Printer Friendly

Fort Frances poised to diversify: building on cross-border business, value-added industry and mineral exploration has EDO excited about potential.

For one-industry towns like Fort Frances, dependent on the region's shaky forest products sector for its economic livelihood, diversification is always the watchword.

[ILLUSTRATION OMITTED]

Local delegates from the town and the Rainy River District have been regulars at the Northern Networks Conference since the mid-1990's, having been anchored in Duluth, Minn. for the last five years.

"Irrespective of what's going on the world, we're all neighbours," says Geoff Gillon, executive director of the Rainy River Future Development Corporation, of the two-day conference which brings in economic development types and heads of business from a 400-kilometre radius. "We're trying to build a long-term relationship."

Though they aren't expecting a Toyota assembly plant to suddenly relocate to the Rainy River District, showing up for the networking event is an intelligence-gathering mission.

There is big news on the Minnesota Iron Range these days with India's Essar Steel set to break ground on a $1.6 billion US slab mill built on top of an iron ore deposit.

"That's a huge project. I don't know where we fit in but I need to know people in the Iron Range in the machining alliance, because we have three or four good machine shops up here, one with a stainless steel rating."

In Minnesota, Governor Tim Pawlenty is pushing his JOBZ (Job Opportunity Building Zones) program where the state creates tax-free zones in rural areas where new and expanding businesses pay not state or local taxes for up to 12 years.

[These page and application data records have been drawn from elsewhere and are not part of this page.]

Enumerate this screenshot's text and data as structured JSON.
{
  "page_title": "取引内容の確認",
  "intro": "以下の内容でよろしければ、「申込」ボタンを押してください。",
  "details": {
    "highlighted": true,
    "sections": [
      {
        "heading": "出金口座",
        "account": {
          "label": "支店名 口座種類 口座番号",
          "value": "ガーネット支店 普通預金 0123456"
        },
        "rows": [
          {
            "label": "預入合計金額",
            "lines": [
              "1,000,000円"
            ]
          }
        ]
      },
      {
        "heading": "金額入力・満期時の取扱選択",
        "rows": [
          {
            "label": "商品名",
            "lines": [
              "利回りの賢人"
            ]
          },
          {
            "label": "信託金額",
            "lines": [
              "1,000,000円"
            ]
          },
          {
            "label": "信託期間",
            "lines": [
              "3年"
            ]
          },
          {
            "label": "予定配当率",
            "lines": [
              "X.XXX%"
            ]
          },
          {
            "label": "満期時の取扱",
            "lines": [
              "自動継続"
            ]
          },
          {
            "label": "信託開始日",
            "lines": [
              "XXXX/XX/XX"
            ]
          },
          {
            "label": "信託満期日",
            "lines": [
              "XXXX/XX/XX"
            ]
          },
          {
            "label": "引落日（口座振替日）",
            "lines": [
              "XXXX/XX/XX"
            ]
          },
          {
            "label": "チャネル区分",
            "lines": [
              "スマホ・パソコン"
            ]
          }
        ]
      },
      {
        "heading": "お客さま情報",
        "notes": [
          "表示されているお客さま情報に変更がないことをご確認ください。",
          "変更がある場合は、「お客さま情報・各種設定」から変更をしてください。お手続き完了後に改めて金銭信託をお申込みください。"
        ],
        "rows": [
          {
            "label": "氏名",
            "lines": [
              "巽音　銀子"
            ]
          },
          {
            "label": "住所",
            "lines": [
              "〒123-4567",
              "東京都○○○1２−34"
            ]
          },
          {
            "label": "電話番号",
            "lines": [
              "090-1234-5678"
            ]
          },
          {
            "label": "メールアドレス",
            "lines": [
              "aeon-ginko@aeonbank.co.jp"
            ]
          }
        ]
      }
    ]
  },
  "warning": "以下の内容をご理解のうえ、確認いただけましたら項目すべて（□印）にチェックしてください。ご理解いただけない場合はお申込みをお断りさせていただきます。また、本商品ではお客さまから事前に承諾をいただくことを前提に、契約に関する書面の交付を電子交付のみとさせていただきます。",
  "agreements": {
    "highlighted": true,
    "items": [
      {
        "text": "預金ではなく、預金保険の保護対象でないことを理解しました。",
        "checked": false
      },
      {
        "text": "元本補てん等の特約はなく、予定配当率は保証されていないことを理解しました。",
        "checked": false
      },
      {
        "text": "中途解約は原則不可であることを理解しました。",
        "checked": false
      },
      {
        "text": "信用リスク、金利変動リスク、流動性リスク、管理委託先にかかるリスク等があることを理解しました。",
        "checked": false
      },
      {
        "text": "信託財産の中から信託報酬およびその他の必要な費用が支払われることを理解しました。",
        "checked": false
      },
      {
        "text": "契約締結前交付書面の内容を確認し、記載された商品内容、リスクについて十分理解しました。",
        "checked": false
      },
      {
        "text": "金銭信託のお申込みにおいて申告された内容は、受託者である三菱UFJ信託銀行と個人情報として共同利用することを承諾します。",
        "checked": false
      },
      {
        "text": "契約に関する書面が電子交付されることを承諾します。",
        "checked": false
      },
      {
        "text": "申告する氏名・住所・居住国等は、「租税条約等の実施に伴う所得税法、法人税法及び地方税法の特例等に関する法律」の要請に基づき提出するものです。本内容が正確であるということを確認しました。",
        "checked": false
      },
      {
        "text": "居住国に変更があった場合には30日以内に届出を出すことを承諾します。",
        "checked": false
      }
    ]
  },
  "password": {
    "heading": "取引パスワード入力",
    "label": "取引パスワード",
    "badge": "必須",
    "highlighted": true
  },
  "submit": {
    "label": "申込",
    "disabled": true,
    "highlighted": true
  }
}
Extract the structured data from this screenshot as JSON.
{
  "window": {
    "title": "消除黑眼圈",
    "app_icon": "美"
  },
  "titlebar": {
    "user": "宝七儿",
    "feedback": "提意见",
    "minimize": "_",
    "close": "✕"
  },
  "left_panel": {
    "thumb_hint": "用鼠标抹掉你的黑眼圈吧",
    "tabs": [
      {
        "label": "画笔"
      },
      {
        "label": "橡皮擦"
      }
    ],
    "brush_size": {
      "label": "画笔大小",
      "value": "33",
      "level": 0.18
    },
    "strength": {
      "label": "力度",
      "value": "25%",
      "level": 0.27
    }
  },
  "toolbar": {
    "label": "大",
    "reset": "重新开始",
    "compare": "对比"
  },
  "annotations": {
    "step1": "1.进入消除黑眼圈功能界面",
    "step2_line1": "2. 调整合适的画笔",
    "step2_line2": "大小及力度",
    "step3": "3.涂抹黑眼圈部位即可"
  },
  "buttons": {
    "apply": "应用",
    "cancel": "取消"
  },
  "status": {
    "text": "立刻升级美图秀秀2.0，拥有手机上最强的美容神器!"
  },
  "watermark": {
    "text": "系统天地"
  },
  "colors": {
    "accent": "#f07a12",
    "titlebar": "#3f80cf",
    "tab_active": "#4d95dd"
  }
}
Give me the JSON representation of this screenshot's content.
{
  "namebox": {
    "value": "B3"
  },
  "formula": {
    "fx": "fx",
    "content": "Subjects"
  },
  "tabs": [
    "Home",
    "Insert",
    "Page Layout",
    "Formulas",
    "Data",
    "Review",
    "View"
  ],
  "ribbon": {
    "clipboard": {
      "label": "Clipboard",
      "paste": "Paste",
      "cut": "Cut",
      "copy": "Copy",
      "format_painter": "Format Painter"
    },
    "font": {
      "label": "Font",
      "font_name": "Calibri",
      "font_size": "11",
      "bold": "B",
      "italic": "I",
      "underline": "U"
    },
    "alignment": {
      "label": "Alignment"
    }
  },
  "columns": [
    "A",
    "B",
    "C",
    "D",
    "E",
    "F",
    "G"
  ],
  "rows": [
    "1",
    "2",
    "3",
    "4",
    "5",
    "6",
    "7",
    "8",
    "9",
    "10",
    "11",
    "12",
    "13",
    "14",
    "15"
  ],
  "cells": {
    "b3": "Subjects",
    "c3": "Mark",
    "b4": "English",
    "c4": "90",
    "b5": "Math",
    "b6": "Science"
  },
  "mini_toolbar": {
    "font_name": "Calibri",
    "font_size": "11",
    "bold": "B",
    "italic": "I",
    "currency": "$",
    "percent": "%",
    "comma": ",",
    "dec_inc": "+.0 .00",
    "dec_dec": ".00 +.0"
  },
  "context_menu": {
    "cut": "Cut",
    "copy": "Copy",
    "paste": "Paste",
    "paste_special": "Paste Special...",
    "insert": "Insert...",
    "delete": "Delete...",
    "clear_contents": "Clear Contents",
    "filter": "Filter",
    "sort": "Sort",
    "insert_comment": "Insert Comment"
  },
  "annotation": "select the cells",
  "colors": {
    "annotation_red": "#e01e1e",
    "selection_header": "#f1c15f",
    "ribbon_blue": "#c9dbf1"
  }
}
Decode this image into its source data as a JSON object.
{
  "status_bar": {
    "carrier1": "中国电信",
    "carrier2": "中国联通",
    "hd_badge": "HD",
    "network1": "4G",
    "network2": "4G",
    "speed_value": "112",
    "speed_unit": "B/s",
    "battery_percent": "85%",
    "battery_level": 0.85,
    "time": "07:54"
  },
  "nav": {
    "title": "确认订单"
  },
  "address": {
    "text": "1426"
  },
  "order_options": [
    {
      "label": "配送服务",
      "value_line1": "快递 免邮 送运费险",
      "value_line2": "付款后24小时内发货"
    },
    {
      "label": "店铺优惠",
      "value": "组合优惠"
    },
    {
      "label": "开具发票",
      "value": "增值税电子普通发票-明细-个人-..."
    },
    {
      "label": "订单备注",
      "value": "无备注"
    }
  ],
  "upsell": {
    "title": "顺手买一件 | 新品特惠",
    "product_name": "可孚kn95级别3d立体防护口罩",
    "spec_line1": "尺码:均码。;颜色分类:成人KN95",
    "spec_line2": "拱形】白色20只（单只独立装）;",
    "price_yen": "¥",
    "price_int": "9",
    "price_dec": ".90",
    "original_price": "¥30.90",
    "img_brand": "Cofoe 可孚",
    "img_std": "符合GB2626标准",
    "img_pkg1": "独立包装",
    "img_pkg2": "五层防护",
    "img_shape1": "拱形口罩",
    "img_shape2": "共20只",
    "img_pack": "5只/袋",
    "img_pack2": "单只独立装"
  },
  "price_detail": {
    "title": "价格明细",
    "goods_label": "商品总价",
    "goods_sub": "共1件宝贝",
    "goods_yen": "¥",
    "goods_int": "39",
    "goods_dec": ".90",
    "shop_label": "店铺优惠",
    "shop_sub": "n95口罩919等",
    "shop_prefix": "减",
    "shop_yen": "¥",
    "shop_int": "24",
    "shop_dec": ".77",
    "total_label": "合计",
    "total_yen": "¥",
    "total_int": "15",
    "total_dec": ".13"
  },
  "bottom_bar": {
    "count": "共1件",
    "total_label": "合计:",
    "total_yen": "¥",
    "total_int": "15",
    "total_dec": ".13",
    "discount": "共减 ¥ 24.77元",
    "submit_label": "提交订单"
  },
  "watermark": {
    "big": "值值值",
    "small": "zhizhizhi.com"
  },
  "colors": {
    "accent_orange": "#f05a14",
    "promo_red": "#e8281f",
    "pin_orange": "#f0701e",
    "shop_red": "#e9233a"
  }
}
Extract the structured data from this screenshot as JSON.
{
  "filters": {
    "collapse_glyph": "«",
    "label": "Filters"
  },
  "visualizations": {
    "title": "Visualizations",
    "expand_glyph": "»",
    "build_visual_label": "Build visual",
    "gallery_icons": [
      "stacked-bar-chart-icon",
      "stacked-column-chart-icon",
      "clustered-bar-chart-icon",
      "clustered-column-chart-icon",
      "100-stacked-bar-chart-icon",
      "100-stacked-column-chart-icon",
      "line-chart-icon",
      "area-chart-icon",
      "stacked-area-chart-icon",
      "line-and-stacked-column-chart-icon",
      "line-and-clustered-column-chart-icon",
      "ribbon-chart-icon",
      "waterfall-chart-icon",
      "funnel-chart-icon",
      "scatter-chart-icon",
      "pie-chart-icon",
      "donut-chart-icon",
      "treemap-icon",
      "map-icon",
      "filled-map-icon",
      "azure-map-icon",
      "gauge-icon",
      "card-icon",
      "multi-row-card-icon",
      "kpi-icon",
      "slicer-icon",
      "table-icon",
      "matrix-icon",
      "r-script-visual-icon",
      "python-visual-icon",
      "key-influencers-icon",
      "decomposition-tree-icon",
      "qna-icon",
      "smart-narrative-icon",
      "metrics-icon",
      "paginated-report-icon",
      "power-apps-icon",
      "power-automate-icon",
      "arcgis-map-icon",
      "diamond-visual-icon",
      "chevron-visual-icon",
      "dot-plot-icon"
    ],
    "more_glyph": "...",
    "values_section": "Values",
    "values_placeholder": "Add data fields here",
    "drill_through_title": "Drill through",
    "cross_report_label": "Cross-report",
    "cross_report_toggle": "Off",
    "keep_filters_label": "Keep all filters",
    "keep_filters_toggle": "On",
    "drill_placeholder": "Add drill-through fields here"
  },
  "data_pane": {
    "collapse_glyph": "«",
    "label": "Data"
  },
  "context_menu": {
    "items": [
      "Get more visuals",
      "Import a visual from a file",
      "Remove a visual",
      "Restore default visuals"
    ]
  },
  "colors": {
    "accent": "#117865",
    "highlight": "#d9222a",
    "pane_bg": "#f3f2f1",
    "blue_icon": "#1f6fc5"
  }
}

That state's economic policies have resulted in small communities having fully serviced industrial parks which offer cheap land for almost nominal money.

"It's just an amazing process," says Gillon, who is also the 2008 president of Economic Developers Council of Ontario (EDCO). "We know we have to get better at doing it with the tools we have from the province."

This fall, Gillon is releasing a community improvement plan enabling the corporation to offer some financial incentives for in new or expanding, non-competitive business through municipal tax breaks.

"It's not like Minnesota with free land, sewer and water," says Gillon, but it shows the community is ready to be in business.

As the head of EDCO, Gillon is championing the cause of small towns going through investment-readiness exercises.

Many communities have industrial parks without services and few have literature and websites with detailed databases on what land and labour is available for incoming developers. Through EDCO's Local Economics in Transition program, site selectors evaluate communities as third party observers.

"We're trying to get rural communities as ready as they can," says Gillon.

Few big industries or companies shift operations to small towns, but development officers have to be ready to accommodate small retailers with information on greenfield properties, available buildings, and lease rates.

What gets Gillon excited about the area's potential are new value-added opportunities in agriculture with a new abattoir slowly coming on stream and a strong wood products base.

Local agriculture reps are promoting the Rainy River district at farming trade shows as a place to do business. With many farmers retiring, reps attending the International Tractor Fair and Ontario Plowmen's Association events are posting listings of farms for sale at prices cheaper than southern Ontario.

Value-added forestry has developed into a strong cluster with Kish-Gon-Dug Wood Products, Devlin's Gingrich Wood Crafts, Emo's Manitou Forest Products, and Norfab Building Components functioning despite tough markets in the U.S.

The sudden surge of mineral exploration has junior mining companies filling hotel rooms during usually stagnant shoulder seasons but it's a low-key industry for now. "They're definitely not out there telling you," says Gillon of the activity north of Barwick.

"As long as they're out there's the potential for (a mine) to come to fruition. It that happens, it would be fabulous in helping us diversify."

A big topic of discussion at the Duluth conference surrounds the use of forest waste biomass for alternative green fuels. It's something on which AbitibiBowater's Fort Frances pulp and paper operation is taking a leadership role in building a huge $84-million eight-story biomass burner.

Once the boiler is running and producing electricity for the mill, up to 15 per cent of the 300,000 tonnes of annual dry biomass feed could come from locally-grown switch grass.

"It's a huge import replacement," says Gillon, "in replacing the natural gas we import from Western Canada. Money that was going out west is going into our economy."

www.rrfdc2.dynamic-site-builder.com

By IAN ROSS

Northern Ontario Business
COPYRIGHT 2008 Laurentian Business Publishing, Inc.
No portion of this article can be reproduced without the express written permission from the copyright holder.
Copyright 2008 Gale, Cengage Learning. All rights reserved.

Article Details
Printer friendly Cite/link Email Feedback
Title Annotation:SPECIAL REPORT
Author:Ross, Ian
Publication:Northern Ontario Business
Date:Oct 1, 2008
Words:746
Previous Article:Wash-and-wear to any fire: firefighter bunker gear is big business for this cleaner.
Next Article:Rainy River farmers take the market by the horns; Abattoir, farmers' market, eat-local campaign have growers, producers encouraged.
Topics:

Terms of use | Privacy policy | Copyright © 2020 Farlex, Inc. | Feedback | For webmasters